• [Task instructions] Set down every record below exactly as it appears, but without the pictures.

Supplied data START

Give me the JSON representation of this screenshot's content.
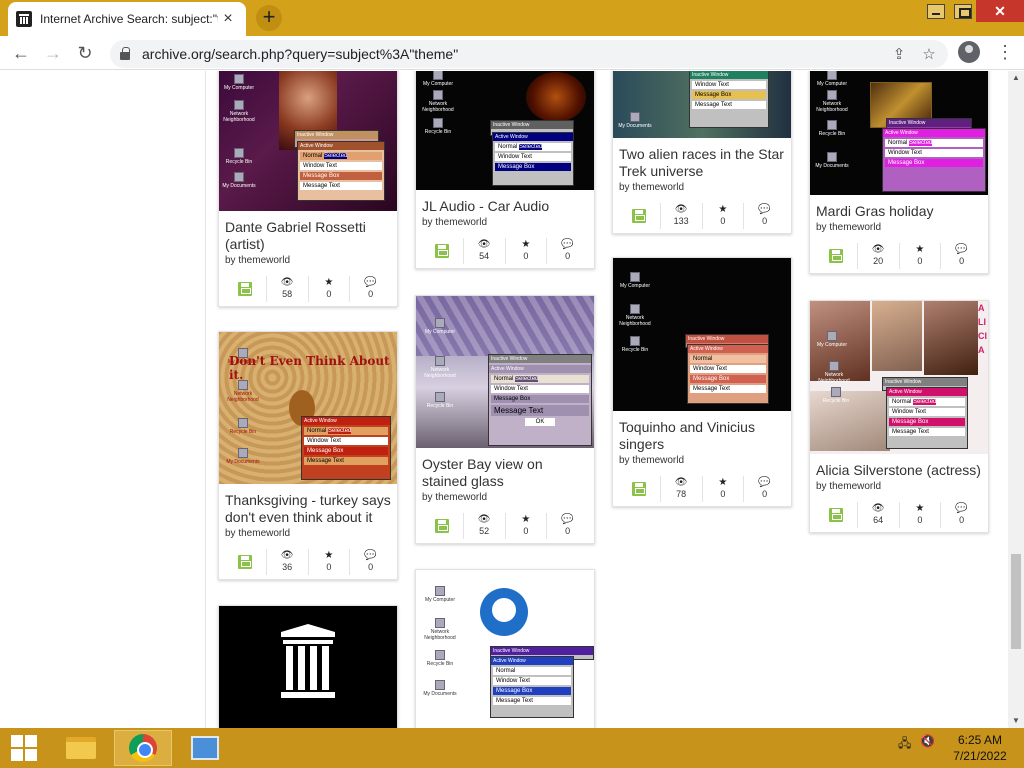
{
  "browser": {
    "tab_title": "Internet Archive Search: subject:\"theme\"",
    "tab_close": "×",
    "new_tab": "+",
    "url": "archive.org/search.php?query=subject%3A\"theme\"",
    "nav": {
      "back": "←",
      "forward": "→",
      "reload": "↻"
    },
    "share_icon": "⇪",
    "star_icon": "☆",
    "menu_icon": "⋮",
    "window": {
      "close": "✕"
    }
  },
  "results": [
    {
      "title": "Dante Gabriel Rossetti (artist)",
      "by": "by themeworld",
      "views": "58",
      "favs": "0",
      "reviews": "0"
    },
    {
      "title": "JL Audio - Car Audio",
      "by": "by themeworld",
      "views": "54",
      "favs": "0",
      "reviews": "0"
    },
    {
      "title": "Two alien races in the Star Trek universe",
      "by": "by themeworld",
      "views": "133",
      "favs": "0",
      "reviews": "0"
    },
    {
      "title": "Mardi Gras holiday",
      "by": "by themeworld",
      "views": "20",
      "favs": "0",
      "reviews": "0"
    },
    {
      "title": "Thanksgiving - turkey says don't even think about it",
      "by": "by themeworld",
      "views": "36",
      "favs": "0",
      "reviews": "0"
    },
    {
      "title": "Oyster Bay view on stained glass",
      "by": "by themeworld",
      "views": "52",
      "favs": "0",
      "reviews": "0"
    },
    {
      "title": "Toquinho and Vinicius singers",
      "by": "by themeworld",
      "views": "78",
      "favs": "0",
      "reviews": "0"
    },
    {
      "title": "Alicia Silverstone (actress)",
      "by": "by themeworld",
      "views": "64",
      "favs": "0",
      "reviews": "0"
    }
  ],
  "icons": {
    "views": "👁",
    "favs": "★",
    "reviews": "💬"
  },
  "thumb_text": {
    "my_computer": "My Computer",
    "network": "Network Neighborhood",
    "recycle": "Recycle Bin",
    "my_documents": "My Documents",
    "inactive": "Inactive Window",
    "active": "Active Window",
    "normal": "Normal",
    "selected": "Selected",
    "window_text": "Window Text",
    "message_box": "Message Box",
    "message_text": "Message Text",
    "ok": "OK",
    "thanksgiving_banner": "Don't Even Think About it.",
    "alicia_side": "ALICIA"
  },
  "taskbar": {
    "time": "6:25 AM",
    "date": "7/21/2022"
  },
  "colors": {
    "titlebar": "#d4a21a",
    "taskbar": "#c8931a",
    "save_green": "#8bc34a"
  }
}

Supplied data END

• [Answer for the task]
Give me the JSON representation of this screenshot's content.
{
  "browser": {
    "tab_title": "Internet Archive Search: subject:\"theme\"",
    "tab_close": "×",
    "new_tab": "+",
    "url": "archive.org/search.php?query=subject%3A\"theme\"",
    "nav": {
      "back": "←",
      "forward": "→",
      "reload": "↻"
    },
    "share_icon": "⇪",
    "star_icon": "☆",
    "menu_icon": "⋮",
    "window": {
      "close": "✕"
    }
  },
  "results": [
    {
      "title": "Dante Gabriel Rossetti (artist)",
      "by": "by themeworld",
      "views": "58",
      "favs": "0",
      "reviews": "0"
    },
    {
      "title": "JL Audio - Car Audio",
      "by": "by themeworld",
      "views": "54",
      "favs": "0",
      "reviews": "0"
    },
    {
      "title": "Two alien races in the Star Trek universe",
      "by": "by themeworld",
      "views": "133",
      "favs": "0",
      "reviews": "0"
    },
    {
      "title": "Mardi Gras holiday",
      "by": "by themeworld",
      "views": "20",
      "favs": "0",
      "reviews": "0"
    },
    {
      "title": "Thanksgiving - turkey says don't even think about it",
      "by": "by themeworld",
      "views": "36",
      "favs": "0",
      "reviews": "0"
    },
    {
      "title": "Oyster Bay view on stained glass",
      "by": "by themeworld",
      "views": "52",
      "favs": "0",
      "reviews": "0"
    },
    {
      "title": "Toquinho and Vinicius singers",
      "by": "by themeworld",
      "views": "78",
      "favs": "0",
      "reviews": "0"
    },
    {
      "title": "Alicia Silverstone (actress)",
      "by": "by themeworld",
      "views": "64",
      "favs": "0",
      "reviews": "0"
    }
  ],
  "icons": {
    "views": "👁",
    "favs": "★",
    "reviews": "💬"
  },
  "thumb_text": {
    "my_computer": "My Computer",
    "network": "Network Neighborhood",
    "recycle": "Recycle Bin",
    "my_documents": "My Documents",
    "inactive": "Inactive Window",
    "active": "Active Window",
    "normal": "Normal",
    "selected": "Selected",
    "window_text": "Window Text",
    "message_box": "Message Box",
    "message_text": "Message Text",
    "ok": "OK",
    "thanksgiving_banner": "Don't Even Think About it.",
    "alicia_side": "ALICIA"
  },
  "taskbar": {
    "time": "6:25 AM",
    "date": "7/21/2022"
  },
  "colors": {
    "titlebar": "#d4a21a",
    "taskbar": "#c8931a",
    "save_green": "#8bc34a"
  }
}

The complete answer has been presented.